----- Dataset records -----

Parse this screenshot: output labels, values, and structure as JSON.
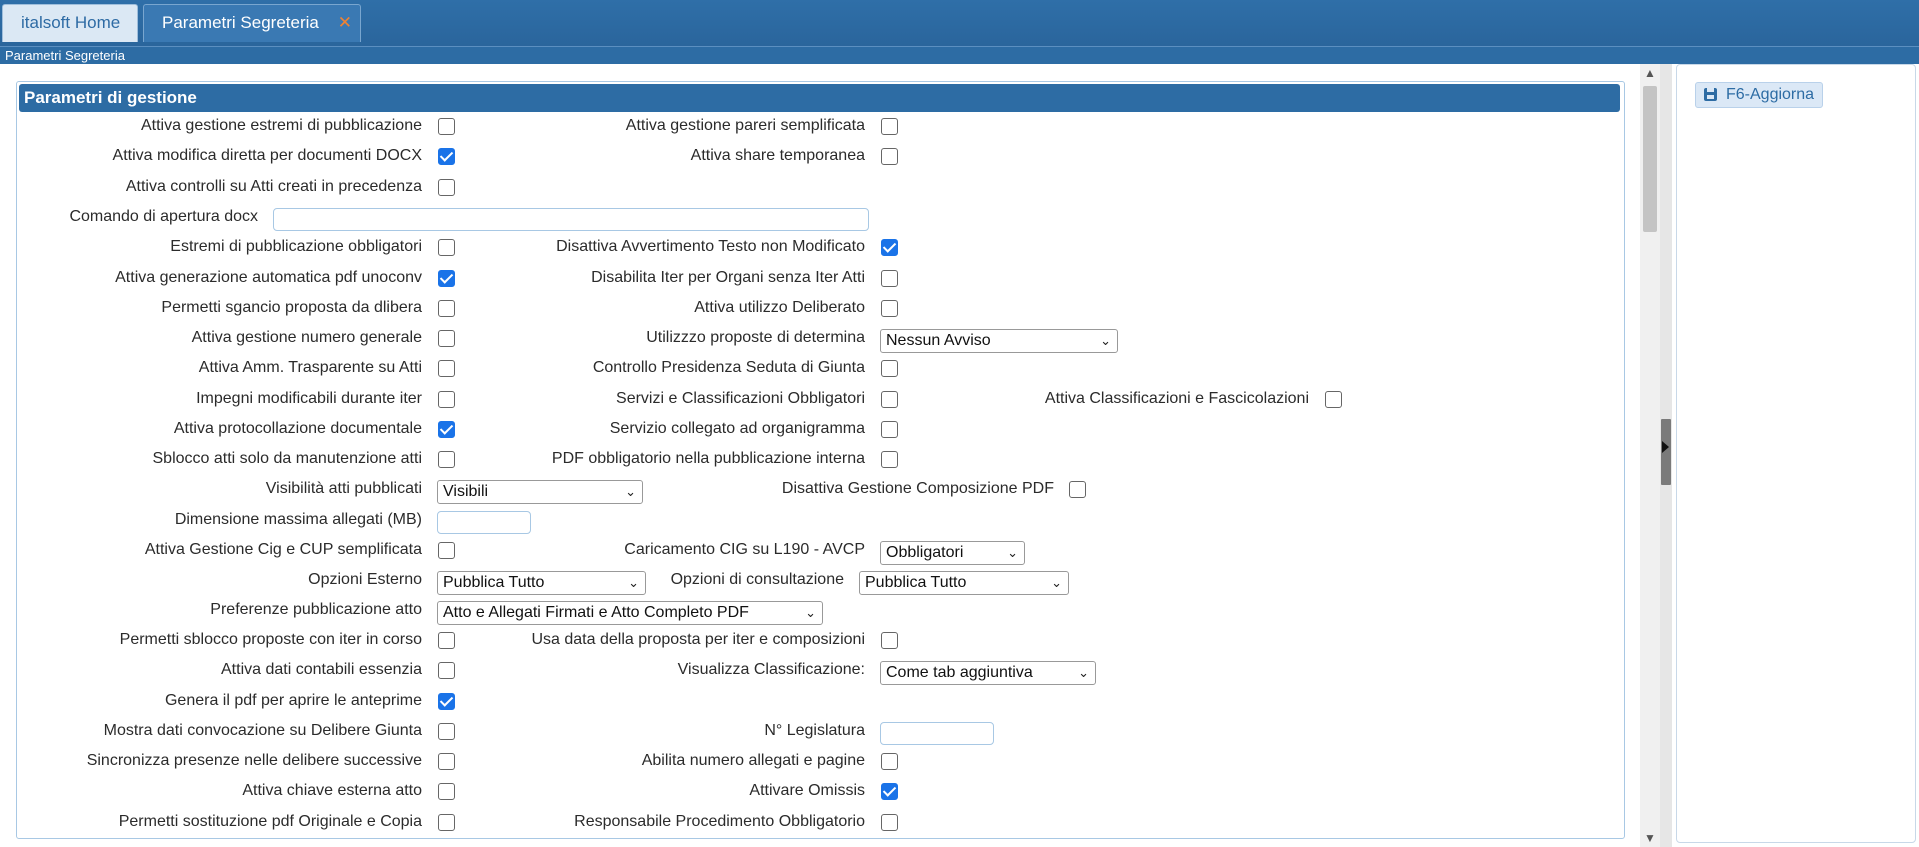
{
  "tabs": {
    "home": "italsoft Home",
    "params": "Parametri Segreteria",
    "close_glyph": "✕"
  },
  "breadcrumb": "Parametri Segreteria",
  "panel": {
    "title": "Parametri di gestione"
  },
  "actions": {
    "update": "F6-Aggiorna"
  },
  "labels": {
    "estremi_pubblicazione": "Attiva gestione estremi di pubblicazione",
    "pareri_semplificata": "Attiva gestione pareri semplificata",
    "modifica_docx": "Attiva modifica diretta per documenti DOCX",
    "share_temporanea": "Attiva share temporanea",
    "controlli_atti": "Attiva controlli su Atti creati in precedenza",
    "comando_docx": "Comando di apertura docx",
    "estremi_obbligatori": "Estremi di pubblicazione obbligatori",
    "disattiva_avvertimento": "Disattiva Avvertimento Testo non Modificato",
    "pdf_unoconv": "Attiva generazione automatica pdf unoconv",
    "disabilita_iter": "Disabilita Iter per Organi senza Iter Atti",
    "sgancio_proposta": "Permetti sgancio proposta da dlibera",
    "utilizzo_deliberato": "Attiva utilizzo Deliberato",
    "numero_generale": "Attiva gestione numero generale",
    "proposte_determina": "Utilizzzo proposte di determina",
    "amm_trasparente": "Attiva Amm. Trasparente su Atti",
    "presidenza_giunta": "Controllo Presidenza Seduta di Giunta",
    "impegni_iter": "Impegni modificabili durante iter",
    "servizi_obbligatori": "Servizi e Classificazioni Obbligatori",
    "classificazioni_fascicolazioni": "Attiva Classificazioni e Fascicolazioni",
    "protocollazione": "Attiva protocollazione documentale",
    "servizio_organigramma": "Servizio collegato ad organigramma",
    "sblocco_manutenzione": "Sblocco atti solo da manutenzione atti",
    "pdf_pubblicazione_interna": "PDF obbligatorio nella pubblicazione interna",
    "visibilita_atti": "Visibilità  atti pubblicati",
    "composizione_pdf": "Disattiva Gestione Composizione PDF",
    "dimensione_allegati": "Dimensione massima allegati (MB)",
    "cig_cup": "Attiva Gestione Cig e CUP semplificata",
    "caricamento_cig": "Caricamento CIG su L190 - AVCP",
    "opzioni_esterno": "Opzioni Esterno",
    "opzioni_consultazione": "Opzioni di consultazione",
    "preferenze_pubblicazione": "Preferenze pubblicazione atto",
    "sblocco_iter": "Permetti sblocco proposte con iter in corso",
    "data_proposta": "Usa data della proposta per iter e composizioni",
    "dati_contabili": "Attiva dati contabili essenzia",
    "visualizza_classificazione": "Visualizza Classificazione:",
    "pdf_anteprime": "Genera il pdf per aprire le anteprime",
    "mostra_convocazione": "Mostra dati convocazione su Delibere Giunta",
    "legislatura": "N° Legislatura",
    "sincronizza_presenze": "Sincronizza presenze nelle delibere successive",
    "numero_allegati": "Abilita numero allegati e pagine",
    "chiave_esterna": "Attiva chiave esterna atto",
    "omissis": "Attivare Omissis",
    "sostituzione_pdf": "Permetti sostituzione pdf Originale e Copia",
    "responsabile_obbligatorio": "Responsabile Procedimento Obbligatorio"
  },
  "checks": {
    "estremi_pubblicazione": false,
    "pareri_semplificata": false,
    "modifica_docx": true,
    "share_temporanea": false,
    "controlli_atti": false,
    "estremi_obbligatori": false,
    "disattiva_avvertimento": true,
    "pdf_unoconv": true,
    "disabilita_iter": false,
    "sgancio_proposta": false,
    "utilizzo_deliberato": false,
    "numero_generale": false,
    "amm_trasparente": false,
    "presidenza_giunta": false,
    "impegni_iter": false,
    "servizi_obbligatori": false,
    "classificazioni_fascicolazioni": false,
    "protocollazione": true,
    "servizio_organigramma": false,
    "sblocco_manutenzione": false,
    "pdf_pubblicazione_interna": false,
    "composizione_pdf": false,
    "cig_cup": false,
    "sblocco_iter": false,
    "data_proposta": false,
    "dati_contabili": false,
    "pdf_anteprime": true,
    "mostra_convocazione": false,
    "sincronizza_presenze": false,
    "numero_allegati": false,
    "chiave_esterna": false,
    "omissis": true,
    "sostituzione_pdf": false,
    "responsabile_obbligatorio": false
  },
  "inputs": {
    "comando_docx": "",
    "dimensione_allegati": "",
    "legislatura": ""
  },
  "selects": {
    "proposte_determina": "Nessun Avviso",
    "visibilita_atti": "Visibili",
    "caricamento_cig": "Obbligatori",
    "opzioni_esterno": "Pubblica Tutto",
    "opzioni_consultazione": "Pubblica Tutto",
    "preferenze_pubblicazione": "Atto e Allegati Firmati e Atto Completo PDF",
    "visualizza_classificazione": "Come tab aggiuntiva"
  },
  "colors": {
    "brand": "#2d6ca4",
    "checkbox_on": "#1a73e8",
    "close_tab": "#f08232"
  }
}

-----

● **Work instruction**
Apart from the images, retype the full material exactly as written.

● **Finished task**
Parse this screenshot: output labels, values, and structure as JSON.
{
  "tabs": {
    "home": "italsoft Home",
    "params": "Parametri Segreteria",
    "close_glyph": "✕"
  },
  "breadcrumb": "Parametri Segreteria",
  "panel": {
    "title": "Parametri di gestione"
  },
  "actions": {
    "update": "F6-Aggiorna"
  },
  "labels": {
    "estremi_pubblicazione": "Attiva gestione estremi di pubblicazione",
    "pareri_semplificata": "Attiva gestione pareri semplificata",
    "modifica_docx": "Attiva modifica diretta per documenti DOCX",
    "share_temporanea": "Attiva share temporanea",
    "controlli_atti": "Attiva controlli su Atti creati in precedenza",
    "comando_docx": "Comando di apertura docx",
    "estremi_obbligatori": "Estremi di pubblicazione obbligatori",
    "disattiva_avvertimento": "Disattiva Avvertimento Testo non Modificato",
    "pdf_unoconv": "Attiva generazione automatica pdf unoconv",
    "disabilita_iter": "Disabilita Iter per Organi senza Iter Atti",
    "sgancio_proposta": "Permetti sgancio proposta da dlibera",
    "utilizzo_deliberato": "Attiva utilizzo Deliberato",
    "numero_generale": "Attiva gestione numero generale",
    "proposte_determina": "Utilizzzo proposte di determina",
    "amm_trasparente": "Attiva Amm. Trasparente su Atti",
    "presidenza_giunta": "Controllo Presidenza Seduta di Giunta",
    "impegni_iter": "Impegni modificabili durante iter",
    "servizi_obbligatori": "Servizi e Classificazioni Obbligatori",
    "classificazioni_fascicolazioni": "Attiva Classificazioni e Fascicolazioni",
    "protocollazione": "Attiva protocollazione documentale",
    "servizio_organigramma": "Servizio collegato ad organigramma",
    "sblocco_manutenzione": "Sblocco atti solo da manutenzione atti",
    "pdf_pubblicazione_interna": "PDF obbligatorio nella pubblicazione interna",
    "visibilita_atti": "Visibilità  atti pubblicati",
    "composizione_pdf": "Disattiva Gestione Composizione PDF",
    "dimensione_allegati": "Dimensione massima allegati (MB)",
    "cig_cup": "Attiva Gestione Cig e CUP semplificata",
    "caricamento_cig": "Caricamento CIG su L190 - AVCP",
    "opzioni_esterno": "Opzioni Esterno",
    "opzioni_consultazione": "Opzioni di consultazione",
    "preferenze_pubblicazione": "Preferenze pubblicazione atto",
    "sblocco_iter": "Permetti sblocco proposte con iter in corso",
    "data_proposta": "Usa data della proposta per iter e composizioni",
    "dati_contabili": "Attiva dati contabili essenzia",
    "visualizza_classificazione": "Visualizza Classificazione:",
    "pdf_anteprime": "Genera il pdf per aprire le anteprime",
    "mostra_convocazione": "Mostra dati convocazione su Delibere Giunta",
    "legislatura": "N° Legislatura",
    "sincronizza_presenze": "Sincronizza presenze nelle delibere successive",
    "numero_allegati": "Abilita numero allegati e pagine",
    "chiave_esterna": "Attiva chiave esterna atto",
    "omissis": "Attivare Omissis",
    "sostituzione_pdf": "Permetti sostituzione pdf Originale e Copia",
    "responsabile_obbligatorio": "Responsabile Procedimento Obbligatorio"
  },
  "checks": {
    "estremi_pubblicazione": false,
    "pareri_semplificata": false,
    "modifica_docx": true,
    "share_temporanea": false,
    "controlli_atti": false,
    "estremi_obbligatori": false,
    "disattiva_avvertimento": true,
    "pdf_unoconv": true,
    "disabilita_iter": false,
    "sgancio_proposta": false,
    "utilizzo_deliberato": false,
    "numero_generale": false,
    "amm_trasparente": false,
    "presidenza_giunta": false,
    "impegni_iter": false,
    "servizi_obbligatori": false,
    "classificazioni_fascicolazioni": false,
    "protocollazione": true,
    "servizio_organigramma": false,
    "sblocco_manutenzione": false,
    "pdf_pubblicazione_interna": false,
    "composizione_pdf": false,
    "cig_cup": false,
    "sblocco_iter": false,
    "data_proposta": false,
    "dati_contabili": false,
    "pdf_anteprime": true,
    "mostra_convocazione": false,
    "sincronizza_presenze": false,
    "numero_allegati": false,
    "chiave_esterna": false,
    "omissis": true,
    "sostituzione_pdf": false,
    "responsabile_obbligatorio": false
  },
  "inputs": {
    "comando_docx": "",
    "dimensione_allegati": "",
    "legislatura": ""
  },
  "selects": {
    "proposte_determina": "Nessun Avviso",
    "visibilita_atti": "Visibili",
    "caricamento_cig": "Obbligatori",
    "opzioni_esterno": "Pubblica Tutto",
    "opzioni_consultazione": "Pubblica Tutto",
    "preferenze_pubblicazione": "Atto e Allegati Firmati e Atto Completo PDF",
    "visualizza_classificazione": "Come tab aggiuntiva"
  },
  "colors": {
    "brand": "#2d6ca4",
    "checkbox_on": "#1a73e8",
    "close_tab": "#f08232"
  }
}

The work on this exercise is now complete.